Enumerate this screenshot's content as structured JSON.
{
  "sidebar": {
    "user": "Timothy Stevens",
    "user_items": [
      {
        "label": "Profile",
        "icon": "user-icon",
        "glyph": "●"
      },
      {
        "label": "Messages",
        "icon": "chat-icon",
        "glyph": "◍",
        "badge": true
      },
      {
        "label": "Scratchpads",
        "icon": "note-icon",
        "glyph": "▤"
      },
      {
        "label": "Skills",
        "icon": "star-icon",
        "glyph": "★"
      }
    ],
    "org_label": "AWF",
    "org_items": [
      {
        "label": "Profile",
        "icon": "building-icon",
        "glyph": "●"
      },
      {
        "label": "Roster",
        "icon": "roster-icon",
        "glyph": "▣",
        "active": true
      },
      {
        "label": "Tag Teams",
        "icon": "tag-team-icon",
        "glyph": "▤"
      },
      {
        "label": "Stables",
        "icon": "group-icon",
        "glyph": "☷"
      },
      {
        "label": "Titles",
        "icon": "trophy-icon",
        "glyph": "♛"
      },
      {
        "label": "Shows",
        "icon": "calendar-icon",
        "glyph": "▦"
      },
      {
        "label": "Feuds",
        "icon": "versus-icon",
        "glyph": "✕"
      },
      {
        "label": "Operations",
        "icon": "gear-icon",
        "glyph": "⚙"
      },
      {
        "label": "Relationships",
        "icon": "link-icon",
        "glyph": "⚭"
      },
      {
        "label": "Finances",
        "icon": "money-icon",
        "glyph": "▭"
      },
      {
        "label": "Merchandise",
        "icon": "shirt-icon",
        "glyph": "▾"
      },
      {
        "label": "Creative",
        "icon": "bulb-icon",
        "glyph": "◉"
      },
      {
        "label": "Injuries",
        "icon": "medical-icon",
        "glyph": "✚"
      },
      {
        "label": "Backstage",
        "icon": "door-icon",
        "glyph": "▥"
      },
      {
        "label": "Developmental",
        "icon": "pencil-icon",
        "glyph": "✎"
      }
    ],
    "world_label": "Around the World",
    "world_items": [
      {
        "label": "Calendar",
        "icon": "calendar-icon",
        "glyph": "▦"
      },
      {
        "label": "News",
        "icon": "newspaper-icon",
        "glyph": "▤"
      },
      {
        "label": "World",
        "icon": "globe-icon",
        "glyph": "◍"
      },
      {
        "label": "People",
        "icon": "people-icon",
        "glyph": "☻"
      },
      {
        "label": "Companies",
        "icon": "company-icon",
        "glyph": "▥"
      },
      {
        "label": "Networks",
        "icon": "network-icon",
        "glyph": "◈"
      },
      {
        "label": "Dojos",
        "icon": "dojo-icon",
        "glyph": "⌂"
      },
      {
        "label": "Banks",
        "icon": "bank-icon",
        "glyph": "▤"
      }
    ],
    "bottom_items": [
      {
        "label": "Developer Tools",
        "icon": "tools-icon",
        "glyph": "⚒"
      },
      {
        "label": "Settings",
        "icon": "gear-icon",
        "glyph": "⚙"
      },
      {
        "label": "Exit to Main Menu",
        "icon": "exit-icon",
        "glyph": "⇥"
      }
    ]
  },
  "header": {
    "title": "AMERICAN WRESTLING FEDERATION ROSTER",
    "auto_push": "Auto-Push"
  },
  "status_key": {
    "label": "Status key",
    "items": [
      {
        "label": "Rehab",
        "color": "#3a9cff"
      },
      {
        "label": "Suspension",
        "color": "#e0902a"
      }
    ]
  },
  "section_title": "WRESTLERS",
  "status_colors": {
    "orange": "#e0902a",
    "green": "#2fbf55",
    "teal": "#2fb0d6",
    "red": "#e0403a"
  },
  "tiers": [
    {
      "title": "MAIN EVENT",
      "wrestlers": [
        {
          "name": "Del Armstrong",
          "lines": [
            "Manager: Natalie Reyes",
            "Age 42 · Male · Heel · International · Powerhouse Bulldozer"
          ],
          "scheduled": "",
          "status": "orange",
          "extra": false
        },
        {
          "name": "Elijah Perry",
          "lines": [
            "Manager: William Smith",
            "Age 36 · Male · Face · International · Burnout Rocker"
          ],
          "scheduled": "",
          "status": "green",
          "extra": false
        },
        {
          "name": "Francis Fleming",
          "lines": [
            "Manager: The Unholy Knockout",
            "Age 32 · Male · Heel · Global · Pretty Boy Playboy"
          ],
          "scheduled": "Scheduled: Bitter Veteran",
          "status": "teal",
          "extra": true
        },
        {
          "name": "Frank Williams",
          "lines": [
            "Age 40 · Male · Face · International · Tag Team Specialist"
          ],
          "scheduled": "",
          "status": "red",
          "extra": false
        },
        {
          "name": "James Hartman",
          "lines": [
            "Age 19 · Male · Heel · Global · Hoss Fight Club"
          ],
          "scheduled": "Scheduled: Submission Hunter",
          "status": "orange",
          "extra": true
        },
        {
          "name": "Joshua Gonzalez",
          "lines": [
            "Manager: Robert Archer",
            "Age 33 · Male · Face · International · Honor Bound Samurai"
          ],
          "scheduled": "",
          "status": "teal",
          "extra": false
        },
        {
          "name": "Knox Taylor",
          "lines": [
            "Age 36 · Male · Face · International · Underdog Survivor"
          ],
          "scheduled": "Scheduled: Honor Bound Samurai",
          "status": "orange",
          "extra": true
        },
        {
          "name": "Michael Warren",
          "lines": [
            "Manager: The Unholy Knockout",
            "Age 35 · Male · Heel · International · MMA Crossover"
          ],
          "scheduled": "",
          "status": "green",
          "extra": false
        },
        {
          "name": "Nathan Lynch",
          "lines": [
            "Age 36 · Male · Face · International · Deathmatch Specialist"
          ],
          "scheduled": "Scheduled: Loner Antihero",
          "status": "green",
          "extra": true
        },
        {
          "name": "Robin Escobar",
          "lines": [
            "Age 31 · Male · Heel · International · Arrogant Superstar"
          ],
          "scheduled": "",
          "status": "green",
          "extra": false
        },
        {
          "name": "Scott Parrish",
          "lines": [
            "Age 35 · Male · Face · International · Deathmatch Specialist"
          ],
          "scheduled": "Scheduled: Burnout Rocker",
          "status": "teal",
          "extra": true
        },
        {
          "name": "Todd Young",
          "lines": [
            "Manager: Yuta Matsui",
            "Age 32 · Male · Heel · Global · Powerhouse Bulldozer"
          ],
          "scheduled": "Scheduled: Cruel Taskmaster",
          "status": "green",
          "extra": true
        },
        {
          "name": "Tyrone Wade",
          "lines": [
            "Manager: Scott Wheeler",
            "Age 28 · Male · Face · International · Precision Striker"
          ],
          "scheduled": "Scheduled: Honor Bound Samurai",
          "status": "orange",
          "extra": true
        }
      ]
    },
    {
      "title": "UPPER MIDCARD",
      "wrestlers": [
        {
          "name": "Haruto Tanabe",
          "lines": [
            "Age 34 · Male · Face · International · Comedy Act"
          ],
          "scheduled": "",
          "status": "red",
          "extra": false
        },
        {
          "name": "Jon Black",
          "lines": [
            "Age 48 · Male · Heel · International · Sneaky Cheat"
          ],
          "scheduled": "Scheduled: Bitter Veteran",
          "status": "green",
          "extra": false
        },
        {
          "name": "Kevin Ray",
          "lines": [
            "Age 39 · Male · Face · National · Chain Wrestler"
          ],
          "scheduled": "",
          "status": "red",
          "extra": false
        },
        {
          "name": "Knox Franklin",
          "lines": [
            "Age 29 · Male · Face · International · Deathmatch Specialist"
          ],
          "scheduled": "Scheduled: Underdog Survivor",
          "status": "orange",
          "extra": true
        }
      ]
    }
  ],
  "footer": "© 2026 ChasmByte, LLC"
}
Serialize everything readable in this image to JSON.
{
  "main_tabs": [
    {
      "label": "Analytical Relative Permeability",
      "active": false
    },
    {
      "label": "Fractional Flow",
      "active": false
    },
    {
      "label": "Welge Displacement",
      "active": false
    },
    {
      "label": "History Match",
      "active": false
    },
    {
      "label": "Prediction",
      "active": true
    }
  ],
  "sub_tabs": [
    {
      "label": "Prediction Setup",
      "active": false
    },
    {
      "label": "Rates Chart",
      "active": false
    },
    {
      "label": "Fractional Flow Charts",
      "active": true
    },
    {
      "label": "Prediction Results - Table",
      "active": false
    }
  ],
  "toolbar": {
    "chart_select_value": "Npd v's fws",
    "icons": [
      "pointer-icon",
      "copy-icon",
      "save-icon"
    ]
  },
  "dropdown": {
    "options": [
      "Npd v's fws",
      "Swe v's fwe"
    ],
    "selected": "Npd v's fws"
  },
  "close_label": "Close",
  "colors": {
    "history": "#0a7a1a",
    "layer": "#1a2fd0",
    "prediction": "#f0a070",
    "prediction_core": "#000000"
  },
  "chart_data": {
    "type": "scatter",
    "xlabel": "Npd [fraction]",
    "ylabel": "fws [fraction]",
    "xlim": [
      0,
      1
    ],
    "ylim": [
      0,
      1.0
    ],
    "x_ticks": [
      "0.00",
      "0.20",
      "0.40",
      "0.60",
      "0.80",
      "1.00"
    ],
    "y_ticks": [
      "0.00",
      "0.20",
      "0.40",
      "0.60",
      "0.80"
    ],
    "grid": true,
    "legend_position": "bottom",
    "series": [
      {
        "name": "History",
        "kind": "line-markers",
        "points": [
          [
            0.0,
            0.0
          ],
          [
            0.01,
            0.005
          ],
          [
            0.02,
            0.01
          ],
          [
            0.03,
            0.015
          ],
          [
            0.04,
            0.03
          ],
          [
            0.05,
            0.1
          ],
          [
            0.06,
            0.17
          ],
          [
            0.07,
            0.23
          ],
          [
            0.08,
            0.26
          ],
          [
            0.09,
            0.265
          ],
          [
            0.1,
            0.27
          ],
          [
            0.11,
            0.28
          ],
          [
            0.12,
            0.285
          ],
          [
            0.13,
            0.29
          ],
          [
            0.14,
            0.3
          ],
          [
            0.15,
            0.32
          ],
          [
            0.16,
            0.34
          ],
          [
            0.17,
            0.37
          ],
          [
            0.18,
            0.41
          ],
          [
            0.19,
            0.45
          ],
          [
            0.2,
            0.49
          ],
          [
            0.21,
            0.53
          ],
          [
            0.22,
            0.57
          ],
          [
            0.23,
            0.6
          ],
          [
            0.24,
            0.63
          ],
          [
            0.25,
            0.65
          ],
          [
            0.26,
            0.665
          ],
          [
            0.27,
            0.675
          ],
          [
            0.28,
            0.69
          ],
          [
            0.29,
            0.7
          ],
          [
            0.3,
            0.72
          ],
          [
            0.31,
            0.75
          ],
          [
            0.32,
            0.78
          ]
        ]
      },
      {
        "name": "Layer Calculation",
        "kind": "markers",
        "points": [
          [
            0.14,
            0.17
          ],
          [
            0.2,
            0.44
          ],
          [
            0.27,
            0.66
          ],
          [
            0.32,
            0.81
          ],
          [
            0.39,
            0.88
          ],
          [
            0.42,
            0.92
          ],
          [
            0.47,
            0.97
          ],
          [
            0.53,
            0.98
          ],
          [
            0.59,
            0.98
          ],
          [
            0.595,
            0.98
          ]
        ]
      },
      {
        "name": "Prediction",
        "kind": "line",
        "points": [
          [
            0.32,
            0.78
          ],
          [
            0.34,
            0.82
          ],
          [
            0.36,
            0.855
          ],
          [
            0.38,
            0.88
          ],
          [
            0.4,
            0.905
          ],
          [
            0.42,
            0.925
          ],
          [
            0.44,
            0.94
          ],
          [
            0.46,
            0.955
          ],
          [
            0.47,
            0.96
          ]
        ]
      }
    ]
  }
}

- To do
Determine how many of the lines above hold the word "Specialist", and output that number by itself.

- Result for this exercise
4